Paper Options Prevail for Social Security Statements

May 01, 2014

 By Julie Landry
 Manager, Government Affairs

 Tea or coffee, Coke or Pepsi, Mac or PC, dog or cat, online or on
 paper…. it’s good to have options. You want to be able to make the
 correct choice for you—what you prefer. In many instances, the
 federal government has removed the ability for taxpayers to have a
 choice. Just this week the Social Security Administration (SSA) announced that it would return to mailing paper statements to U.S. citizens after a dismal amount of people signed up to receive them online (only 6 percent of the workforce).

This move comes after the SSA decided in 2011 to try and cut costs by only offering online statements. Unfortunately, many of those who depend most on social security don’t have access to or choose not to use the Internet. When you think about the segments of the population who are managing their retirement, who don’t have access to a computer or the Internet, who have concerns about their online security or who just want to continue to have the option to receive a paper statement, it makes you wonder if the SSA thought through their decision. In their rush to digitize, they forgot about many of the taxpayers they serve.

It is a growing trend. Increasingly citizens have been denied the option to access federal services and communications in a paper format. Similar situations are happening with savings bonds and tax documents. This is problematic in light of a recent survey that revealed:

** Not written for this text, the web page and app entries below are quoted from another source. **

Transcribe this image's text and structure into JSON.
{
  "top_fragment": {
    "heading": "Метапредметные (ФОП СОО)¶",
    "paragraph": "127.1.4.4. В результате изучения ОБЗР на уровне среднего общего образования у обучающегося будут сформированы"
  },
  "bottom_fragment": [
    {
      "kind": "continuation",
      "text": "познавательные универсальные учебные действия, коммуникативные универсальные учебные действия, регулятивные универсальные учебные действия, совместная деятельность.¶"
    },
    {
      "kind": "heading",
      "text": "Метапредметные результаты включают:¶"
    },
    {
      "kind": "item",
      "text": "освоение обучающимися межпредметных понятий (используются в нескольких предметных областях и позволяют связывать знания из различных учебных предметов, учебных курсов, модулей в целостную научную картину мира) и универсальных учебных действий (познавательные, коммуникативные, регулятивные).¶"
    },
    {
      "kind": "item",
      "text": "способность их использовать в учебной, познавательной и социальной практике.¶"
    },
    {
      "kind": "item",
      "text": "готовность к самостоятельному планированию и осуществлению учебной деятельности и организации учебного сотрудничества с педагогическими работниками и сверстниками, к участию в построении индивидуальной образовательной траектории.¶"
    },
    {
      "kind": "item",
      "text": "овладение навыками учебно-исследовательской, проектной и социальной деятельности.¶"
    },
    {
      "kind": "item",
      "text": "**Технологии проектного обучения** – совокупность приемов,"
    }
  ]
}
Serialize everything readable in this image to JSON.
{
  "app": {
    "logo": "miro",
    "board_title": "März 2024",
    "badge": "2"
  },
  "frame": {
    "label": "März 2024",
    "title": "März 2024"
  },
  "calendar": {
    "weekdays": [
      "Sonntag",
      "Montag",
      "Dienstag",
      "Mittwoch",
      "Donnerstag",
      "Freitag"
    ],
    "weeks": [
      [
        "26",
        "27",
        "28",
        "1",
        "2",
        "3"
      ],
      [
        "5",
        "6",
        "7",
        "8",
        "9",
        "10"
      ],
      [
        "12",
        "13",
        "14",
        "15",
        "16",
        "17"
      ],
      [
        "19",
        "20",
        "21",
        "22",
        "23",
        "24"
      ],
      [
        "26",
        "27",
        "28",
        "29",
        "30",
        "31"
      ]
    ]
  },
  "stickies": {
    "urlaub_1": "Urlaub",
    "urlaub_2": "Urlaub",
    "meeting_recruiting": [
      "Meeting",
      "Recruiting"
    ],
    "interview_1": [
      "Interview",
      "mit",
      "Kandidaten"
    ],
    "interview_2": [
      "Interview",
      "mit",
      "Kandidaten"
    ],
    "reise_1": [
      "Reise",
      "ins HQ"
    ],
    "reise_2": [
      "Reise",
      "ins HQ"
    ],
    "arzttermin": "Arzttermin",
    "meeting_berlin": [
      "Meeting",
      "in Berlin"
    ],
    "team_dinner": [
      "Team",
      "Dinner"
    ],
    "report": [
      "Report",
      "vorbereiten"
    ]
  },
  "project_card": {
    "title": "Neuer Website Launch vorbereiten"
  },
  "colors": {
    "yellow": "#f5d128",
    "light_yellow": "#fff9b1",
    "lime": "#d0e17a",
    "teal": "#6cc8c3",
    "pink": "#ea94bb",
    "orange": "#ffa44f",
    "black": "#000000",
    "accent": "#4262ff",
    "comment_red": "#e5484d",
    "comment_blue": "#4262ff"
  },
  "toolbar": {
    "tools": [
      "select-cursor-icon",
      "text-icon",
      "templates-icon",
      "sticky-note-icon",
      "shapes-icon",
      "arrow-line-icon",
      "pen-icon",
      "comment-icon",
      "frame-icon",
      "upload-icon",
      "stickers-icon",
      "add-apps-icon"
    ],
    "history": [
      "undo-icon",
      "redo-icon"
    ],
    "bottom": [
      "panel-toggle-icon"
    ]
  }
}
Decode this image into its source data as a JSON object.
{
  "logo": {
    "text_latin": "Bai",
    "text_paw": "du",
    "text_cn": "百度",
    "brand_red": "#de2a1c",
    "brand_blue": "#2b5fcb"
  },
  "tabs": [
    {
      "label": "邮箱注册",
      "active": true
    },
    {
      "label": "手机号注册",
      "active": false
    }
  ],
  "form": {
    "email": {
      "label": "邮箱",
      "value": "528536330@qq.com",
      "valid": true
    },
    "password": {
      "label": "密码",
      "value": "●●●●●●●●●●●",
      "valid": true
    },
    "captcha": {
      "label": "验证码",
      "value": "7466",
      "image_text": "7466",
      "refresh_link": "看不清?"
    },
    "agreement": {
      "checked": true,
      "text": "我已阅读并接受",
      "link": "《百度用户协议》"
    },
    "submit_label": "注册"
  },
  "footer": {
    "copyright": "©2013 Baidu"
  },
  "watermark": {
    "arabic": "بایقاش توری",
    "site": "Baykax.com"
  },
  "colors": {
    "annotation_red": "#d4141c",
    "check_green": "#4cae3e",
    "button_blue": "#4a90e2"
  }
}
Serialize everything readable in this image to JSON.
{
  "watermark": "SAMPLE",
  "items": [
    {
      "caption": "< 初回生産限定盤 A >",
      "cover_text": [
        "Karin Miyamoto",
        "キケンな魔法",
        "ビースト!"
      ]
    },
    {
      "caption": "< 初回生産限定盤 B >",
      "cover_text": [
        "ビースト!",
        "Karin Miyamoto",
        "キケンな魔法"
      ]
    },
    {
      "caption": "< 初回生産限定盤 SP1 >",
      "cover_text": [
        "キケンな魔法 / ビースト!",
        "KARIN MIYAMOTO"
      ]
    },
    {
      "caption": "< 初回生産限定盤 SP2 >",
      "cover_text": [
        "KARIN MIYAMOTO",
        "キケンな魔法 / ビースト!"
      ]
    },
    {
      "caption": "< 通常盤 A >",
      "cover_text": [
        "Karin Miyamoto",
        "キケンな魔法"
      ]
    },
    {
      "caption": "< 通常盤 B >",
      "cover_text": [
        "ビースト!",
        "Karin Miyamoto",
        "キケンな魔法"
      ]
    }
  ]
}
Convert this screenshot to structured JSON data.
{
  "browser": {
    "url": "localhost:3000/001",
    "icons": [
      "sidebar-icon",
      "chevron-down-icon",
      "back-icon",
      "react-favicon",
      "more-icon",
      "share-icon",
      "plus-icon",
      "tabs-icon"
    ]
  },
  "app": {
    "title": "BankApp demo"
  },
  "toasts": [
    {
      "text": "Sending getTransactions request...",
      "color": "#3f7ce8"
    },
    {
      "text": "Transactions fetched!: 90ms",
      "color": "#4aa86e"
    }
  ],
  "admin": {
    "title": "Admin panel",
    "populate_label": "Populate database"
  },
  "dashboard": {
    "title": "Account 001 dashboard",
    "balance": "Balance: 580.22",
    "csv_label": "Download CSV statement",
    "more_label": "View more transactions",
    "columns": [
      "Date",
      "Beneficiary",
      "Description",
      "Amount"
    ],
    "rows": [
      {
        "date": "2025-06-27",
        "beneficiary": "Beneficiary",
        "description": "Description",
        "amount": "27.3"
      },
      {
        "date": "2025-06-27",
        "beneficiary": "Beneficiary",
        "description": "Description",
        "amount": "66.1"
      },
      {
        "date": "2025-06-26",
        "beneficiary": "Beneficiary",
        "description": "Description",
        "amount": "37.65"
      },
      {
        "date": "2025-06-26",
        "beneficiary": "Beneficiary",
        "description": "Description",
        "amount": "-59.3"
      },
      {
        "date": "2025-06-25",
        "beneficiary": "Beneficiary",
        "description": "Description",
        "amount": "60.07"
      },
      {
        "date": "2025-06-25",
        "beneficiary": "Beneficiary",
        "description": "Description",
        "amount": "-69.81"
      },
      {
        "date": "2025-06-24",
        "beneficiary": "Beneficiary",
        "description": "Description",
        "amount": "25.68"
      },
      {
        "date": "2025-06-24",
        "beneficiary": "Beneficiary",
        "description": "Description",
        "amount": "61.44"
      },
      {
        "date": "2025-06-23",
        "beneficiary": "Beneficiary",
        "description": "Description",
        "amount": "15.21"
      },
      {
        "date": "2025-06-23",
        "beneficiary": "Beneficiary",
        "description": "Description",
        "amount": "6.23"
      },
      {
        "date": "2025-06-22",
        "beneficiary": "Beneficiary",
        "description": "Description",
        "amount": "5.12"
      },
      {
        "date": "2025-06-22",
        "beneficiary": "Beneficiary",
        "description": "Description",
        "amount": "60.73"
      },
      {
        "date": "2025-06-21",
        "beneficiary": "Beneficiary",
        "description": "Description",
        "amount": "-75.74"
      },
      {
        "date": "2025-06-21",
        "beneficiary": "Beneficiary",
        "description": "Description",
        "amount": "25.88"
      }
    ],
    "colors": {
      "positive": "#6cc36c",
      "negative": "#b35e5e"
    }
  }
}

  • 72 percent of respondents said the government should continue to provide important documents and records in paper form;
  • nearly 30 percent of American households lack Internet access;
  • 45 percent of seniors do not own a computer; and
  • 8 percent of the population chooses to not conduct business online.

Congress has taken note after hearing complaints from their constituents. Reps. Sean Duffy (R-WI) and Mike Michaud (D-ME) introduced H.Res 97, which calls on federal agencies to ensure that taxpayers have the option to receive important information on paper. The resolution has 15 cosponsors. During the budget deal earlier this year Rep. Susan Davis (D-CA) included a provision that directed the SSA to present a plan to Congress for returning to mailed statements. Those actions likely spurred this decision.

Having options is the key for important communications. Being able to access your information online is a great option for many and others will want to actually have papers in hand to file for their records. This is a good move by the SSA and for taxpayers.